> **The task**
State how many lines of the entries include the string "preview", please, leaving out everything but the number.
━━━━━ Given data ━━━━━
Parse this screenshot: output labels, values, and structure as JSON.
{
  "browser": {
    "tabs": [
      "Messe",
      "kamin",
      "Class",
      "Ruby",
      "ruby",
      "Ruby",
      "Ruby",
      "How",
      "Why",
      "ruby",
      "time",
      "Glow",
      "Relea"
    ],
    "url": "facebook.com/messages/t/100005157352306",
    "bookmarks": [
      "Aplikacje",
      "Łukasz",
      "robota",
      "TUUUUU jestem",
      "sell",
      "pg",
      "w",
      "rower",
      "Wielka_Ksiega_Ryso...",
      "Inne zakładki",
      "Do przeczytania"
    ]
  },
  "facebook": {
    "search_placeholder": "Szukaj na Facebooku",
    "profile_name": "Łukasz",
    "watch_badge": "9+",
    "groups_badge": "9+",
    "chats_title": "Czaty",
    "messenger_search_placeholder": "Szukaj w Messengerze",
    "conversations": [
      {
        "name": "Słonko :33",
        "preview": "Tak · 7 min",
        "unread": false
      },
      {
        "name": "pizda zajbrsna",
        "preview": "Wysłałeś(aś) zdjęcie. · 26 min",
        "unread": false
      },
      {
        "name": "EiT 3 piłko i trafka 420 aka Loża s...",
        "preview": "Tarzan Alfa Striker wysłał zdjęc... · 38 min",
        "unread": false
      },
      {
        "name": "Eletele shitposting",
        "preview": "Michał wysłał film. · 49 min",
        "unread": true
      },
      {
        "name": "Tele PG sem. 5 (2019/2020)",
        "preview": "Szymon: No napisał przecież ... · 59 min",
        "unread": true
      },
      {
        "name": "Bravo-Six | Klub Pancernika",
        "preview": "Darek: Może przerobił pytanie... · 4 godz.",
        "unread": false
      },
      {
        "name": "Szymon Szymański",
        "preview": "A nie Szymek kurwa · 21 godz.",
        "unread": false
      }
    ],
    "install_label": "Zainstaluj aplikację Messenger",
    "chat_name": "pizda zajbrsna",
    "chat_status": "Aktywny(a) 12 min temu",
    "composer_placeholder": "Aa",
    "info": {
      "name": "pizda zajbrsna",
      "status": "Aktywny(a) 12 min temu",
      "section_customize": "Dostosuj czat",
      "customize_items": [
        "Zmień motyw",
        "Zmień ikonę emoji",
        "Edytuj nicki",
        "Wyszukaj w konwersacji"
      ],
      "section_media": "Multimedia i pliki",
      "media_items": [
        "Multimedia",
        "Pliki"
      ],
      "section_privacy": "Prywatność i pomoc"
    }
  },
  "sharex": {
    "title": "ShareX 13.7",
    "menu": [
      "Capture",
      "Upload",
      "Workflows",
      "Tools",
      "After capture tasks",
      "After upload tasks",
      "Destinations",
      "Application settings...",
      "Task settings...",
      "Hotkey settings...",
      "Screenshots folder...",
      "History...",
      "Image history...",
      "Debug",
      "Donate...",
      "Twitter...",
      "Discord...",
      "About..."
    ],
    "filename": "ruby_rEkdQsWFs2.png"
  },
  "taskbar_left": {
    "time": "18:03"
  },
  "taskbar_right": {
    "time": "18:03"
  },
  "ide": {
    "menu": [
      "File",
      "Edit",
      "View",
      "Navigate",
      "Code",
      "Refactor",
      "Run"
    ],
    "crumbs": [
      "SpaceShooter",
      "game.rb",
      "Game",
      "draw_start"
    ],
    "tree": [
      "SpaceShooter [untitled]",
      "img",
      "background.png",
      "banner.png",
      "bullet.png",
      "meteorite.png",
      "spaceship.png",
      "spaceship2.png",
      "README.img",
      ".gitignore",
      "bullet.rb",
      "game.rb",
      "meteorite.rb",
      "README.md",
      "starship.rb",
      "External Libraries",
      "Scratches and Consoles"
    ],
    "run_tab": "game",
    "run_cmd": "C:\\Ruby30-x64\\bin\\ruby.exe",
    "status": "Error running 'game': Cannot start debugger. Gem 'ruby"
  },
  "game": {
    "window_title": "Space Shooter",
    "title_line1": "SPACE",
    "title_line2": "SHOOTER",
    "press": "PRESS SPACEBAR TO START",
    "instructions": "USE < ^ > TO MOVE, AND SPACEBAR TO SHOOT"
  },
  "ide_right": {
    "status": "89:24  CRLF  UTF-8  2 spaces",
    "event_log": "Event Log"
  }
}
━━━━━
> **Answer box**
7